Blame Joe Meno. I was going through a period of obsession with his work because I enjoyed The Boy Detective Fails so much. This happens when I find someone new whose work sparks something, a need for more. Hairstyles of the Damned came next. I read that in a few days, turning the pages until my eyes ached. This sort of creative infatuation ensured I wanted to hear what Joe had to say about his work. I searched all the interviews I could, finding out about his writing. In one interview, when asked his favourite book, Joe Meno mentioned one specific title: Zazie dans le Métro.
I had flashbacks to French lessons at Cumbernauld High School, a dreadful affair that involved me asking every week if Petit Filous really helped make bones stronger. My teacher, a Frenchwoman who was rumoured to come from Swindon, must have despaired. The fact Joe Meno’s favourite book was an obscure French novel from the ’60s wasn’t going to put me off. Immediately, I checked the availability, finding a copy of it at Blackwells in Edinburgh. A few seconds later, without even reading the blurb, I ordered the book. Then I forgot. This happens quite often.

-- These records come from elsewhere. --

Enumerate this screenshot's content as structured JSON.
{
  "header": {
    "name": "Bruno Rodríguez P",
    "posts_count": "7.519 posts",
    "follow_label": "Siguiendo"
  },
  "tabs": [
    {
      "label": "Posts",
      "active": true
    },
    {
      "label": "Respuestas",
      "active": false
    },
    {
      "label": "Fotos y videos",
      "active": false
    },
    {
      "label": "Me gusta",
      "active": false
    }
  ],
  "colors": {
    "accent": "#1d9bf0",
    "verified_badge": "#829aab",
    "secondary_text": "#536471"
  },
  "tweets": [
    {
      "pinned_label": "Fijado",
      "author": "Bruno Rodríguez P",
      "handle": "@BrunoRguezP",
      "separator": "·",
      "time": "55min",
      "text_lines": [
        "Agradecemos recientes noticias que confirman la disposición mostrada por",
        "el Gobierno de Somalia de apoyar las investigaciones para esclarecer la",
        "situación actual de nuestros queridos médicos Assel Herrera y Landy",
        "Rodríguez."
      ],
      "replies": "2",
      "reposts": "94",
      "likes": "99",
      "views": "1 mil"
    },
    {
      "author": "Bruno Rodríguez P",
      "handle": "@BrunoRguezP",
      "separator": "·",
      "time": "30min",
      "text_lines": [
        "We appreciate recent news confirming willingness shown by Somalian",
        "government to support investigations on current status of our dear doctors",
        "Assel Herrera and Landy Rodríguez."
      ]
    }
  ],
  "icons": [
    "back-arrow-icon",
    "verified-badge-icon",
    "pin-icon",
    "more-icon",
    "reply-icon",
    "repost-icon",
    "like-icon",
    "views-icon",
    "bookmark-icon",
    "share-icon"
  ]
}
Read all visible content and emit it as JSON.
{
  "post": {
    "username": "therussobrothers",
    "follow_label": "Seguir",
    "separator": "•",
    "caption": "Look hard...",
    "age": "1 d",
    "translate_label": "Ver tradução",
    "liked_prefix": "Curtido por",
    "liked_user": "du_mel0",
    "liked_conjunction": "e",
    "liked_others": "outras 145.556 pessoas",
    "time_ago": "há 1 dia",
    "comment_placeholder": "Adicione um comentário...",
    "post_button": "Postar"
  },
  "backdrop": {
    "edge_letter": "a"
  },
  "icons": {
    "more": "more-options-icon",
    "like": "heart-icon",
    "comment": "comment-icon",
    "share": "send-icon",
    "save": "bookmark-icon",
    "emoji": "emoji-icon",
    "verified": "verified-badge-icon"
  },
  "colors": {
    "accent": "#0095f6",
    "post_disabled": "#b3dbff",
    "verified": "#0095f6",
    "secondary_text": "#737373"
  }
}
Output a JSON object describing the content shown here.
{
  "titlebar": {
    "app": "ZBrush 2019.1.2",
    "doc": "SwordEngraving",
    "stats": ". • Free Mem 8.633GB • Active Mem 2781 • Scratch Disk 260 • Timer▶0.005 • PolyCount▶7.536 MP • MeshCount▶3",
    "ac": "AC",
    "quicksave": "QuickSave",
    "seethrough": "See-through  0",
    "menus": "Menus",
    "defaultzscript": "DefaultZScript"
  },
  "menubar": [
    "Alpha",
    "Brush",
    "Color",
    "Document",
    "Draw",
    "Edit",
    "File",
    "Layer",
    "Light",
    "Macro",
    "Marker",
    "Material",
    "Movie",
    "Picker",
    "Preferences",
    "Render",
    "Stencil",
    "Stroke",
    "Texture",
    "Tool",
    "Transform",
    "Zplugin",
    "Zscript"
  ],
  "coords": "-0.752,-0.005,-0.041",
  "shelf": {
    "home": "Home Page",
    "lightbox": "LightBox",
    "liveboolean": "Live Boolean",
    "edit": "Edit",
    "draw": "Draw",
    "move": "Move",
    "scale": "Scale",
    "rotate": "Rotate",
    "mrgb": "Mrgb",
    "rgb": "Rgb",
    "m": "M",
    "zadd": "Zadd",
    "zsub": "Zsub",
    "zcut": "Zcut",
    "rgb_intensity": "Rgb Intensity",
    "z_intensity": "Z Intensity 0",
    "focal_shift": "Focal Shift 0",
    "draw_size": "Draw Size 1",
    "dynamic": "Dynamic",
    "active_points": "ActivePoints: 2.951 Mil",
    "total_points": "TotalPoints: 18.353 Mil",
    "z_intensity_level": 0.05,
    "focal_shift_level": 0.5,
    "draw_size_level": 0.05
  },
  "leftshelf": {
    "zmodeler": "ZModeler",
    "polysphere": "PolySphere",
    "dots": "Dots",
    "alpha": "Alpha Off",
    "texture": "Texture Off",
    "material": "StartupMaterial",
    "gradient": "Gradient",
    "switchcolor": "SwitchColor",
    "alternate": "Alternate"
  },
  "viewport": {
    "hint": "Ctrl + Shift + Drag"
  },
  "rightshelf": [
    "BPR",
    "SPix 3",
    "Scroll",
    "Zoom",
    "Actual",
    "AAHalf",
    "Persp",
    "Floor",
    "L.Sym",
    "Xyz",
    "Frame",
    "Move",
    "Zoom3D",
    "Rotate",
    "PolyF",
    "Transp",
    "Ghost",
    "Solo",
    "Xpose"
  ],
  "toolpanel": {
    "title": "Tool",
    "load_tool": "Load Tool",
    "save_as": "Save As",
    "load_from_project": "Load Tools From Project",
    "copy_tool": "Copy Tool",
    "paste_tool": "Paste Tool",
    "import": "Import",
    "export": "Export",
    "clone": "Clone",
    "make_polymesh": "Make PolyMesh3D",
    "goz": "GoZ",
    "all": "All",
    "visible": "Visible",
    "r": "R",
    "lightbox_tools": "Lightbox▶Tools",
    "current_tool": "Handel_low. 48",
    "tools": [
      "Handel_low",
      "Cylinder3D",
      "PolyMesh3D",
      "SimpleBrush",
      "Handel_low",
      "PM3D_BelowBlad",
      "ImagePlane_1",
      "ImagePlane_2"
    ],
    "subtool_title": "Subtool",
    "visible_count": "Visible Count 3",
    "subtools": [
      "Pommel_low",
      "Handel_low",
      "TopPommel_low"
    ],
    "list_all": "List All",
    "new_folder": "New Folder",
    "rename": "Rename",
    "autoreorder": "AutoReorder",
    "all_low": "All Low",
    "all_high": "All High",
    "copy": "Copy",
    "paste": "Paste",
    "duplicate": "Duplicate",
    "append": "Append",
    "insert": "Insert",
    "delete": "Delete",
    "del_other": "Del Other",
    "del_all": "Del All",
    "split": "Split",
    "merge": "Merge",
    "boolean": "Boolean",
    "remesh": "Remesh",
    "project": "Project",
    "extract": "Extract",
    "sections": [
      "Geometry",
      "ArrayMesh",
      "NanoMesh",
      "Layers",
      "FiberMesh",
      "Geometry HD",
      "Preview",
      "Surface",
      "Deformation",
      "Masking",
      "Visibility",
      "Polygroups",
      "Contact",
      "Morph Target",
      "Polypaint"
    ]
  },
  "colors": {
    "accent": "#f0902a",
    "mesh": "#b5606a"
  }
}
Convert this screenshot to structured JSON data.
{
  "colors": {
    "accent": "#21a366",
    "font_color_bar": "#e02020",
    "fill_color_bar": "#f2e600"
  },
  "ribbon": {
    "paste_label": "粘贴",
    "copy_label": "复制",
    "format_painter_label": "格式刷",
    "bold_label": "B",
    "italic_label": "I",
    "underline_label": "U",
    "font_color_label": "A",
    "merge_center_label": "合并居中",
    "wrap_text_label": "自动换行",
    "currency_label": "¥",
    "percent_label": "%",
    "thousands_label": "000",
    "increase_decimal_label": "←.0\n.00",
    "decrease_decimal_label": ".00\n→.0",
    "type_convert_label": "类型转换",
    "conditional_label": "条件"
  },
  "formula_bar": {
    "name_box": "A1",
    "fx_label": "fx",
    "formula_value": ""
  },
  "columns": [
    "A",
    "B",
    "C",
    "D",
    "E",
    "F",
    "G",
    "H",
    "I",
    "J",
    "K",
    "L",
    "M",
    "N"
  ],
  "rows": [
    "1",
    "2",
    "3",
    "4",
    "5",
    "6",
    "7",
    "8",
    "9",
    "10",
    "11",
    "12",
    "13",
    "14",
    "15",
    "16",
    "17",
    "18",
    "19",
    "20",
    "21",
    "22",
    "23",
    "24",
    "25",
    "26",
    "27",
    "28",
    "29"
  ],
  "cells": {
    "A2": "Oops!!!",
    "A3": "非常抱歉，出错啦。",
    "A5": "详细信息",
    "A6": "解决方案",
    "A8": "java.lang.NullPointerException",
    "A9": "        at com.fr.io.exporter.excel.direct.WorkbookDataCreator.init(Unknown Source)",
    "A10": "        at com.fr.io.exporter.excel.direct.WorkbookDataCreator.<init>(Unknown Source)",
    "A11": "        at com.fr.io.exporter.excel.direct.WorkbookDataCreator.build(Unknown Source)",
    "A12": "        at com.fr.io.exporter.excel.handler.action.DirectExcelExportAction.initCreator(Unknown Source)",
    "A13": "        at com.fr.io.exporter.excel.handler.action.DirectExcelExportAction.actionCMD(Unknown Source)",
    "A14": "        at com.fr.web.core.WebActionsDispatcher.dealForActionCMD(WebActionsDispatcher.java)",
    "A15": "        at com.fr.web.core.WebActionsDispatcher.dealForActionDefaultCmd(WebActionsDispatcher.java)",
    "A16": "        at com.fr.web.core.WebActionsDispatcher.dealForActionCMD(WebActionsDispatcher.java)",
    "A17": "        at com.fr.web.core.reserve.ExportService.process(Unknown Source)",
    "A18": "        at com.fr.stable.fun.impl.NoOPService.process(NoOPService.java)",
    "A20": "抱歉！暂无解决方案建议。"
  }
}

A few days later, a package dropped onto the mat. I checked and suddenly realised it was the book Joe Meno rated above all others. Well, I thought, this better not be shit. It was a Penguin Classic, which helped sell it to me. Someone out there, not Joe Meno, obviously regarded this book as something special, at least enough to put it out under the Classics imprint. After boiling the kettle and rolling my next door neighbour leaving their dog in the house all day again, I started reading.
Zazie dans le Métro tells the story of young teen Zazie’s trip to see her uncle (a drag queen) and his beautiful wife while her mother visits her lover for the weekend. This is Zazie’s opportunity to finally see The Métro, something that obsesses her intensely. Sadly for Zazie, she happens to visit in the middle of a strike. Thus begins a fantastical adventure full of fun and silliness – and lots of swearing. Zazie loves to swear. A foul-mouthed brat and a trickster, she makes things happen…
The first thing I noticed about the English translation is how inventive the writing is. Not in the way the story is told, but in the language used. Raymond Queneau is incredibly inventive with words, but in a way that’s playful rather than smug. Somehow, I felt at a disadvantage that I couldn’t just read the original French version of the novel. I bet it’s much better than what the translator had to reinvent. But you just know Paris won’t be the same now Zazie is running amok.
The book hasn’t got much of a plot to speak of, so I won’t. But what pulls you along are the characters. Queneau has populated Paris with strange, smart, savvy, and outlandish people. Her Uncle Gabriel, in particular, is a delight. Albertine. Trouscallion. Truandot. They all stay around after the final page is turned. The book is inventive enough to succeed, even though it could have been incredibly off-putting. Have you ever read a book where the author tries to invent a new language just so the characters speak in their own lexicon? Without giving specific examples, it can be a slog. Not everyone can speak like Zazie. Not every author can create something new but still readable as Nadsat.
The novel being a smash hit in France meant there had to be a film. The French don’t make movies, they make film. But how could a book like this ever be translated from literary to the visual? Louis Malle, one of the most celebrated makers of film ever to emerge from the French New Wave apparently managed it, or so I read online. I bought a box set from Fopp in Glasgow and decided to see how he tacked the book. Honestly? I was astonished. It’s like watching a live action cartoon, a pure Pop Art extravaganza. Paris is beautiful, of course. Even Michael Winner would struggle to make it look like shit, but Louis Malle makes it dreamy, speeding up shots, slowing the down again. The inventiveness of the novel is equalled onscreen, but in a totally different way. I might have enjoyed it more than the book it came from, actually,
Really, Zazie dans le Métro fully deserves the classic status the readers bestowed on it. The film, likewise. Read the book. See the film. Throw yourself into a brighter, sillier version of Paris. If not because I say so, then because of Joe Meno. Did I say he’s an awfully good writer?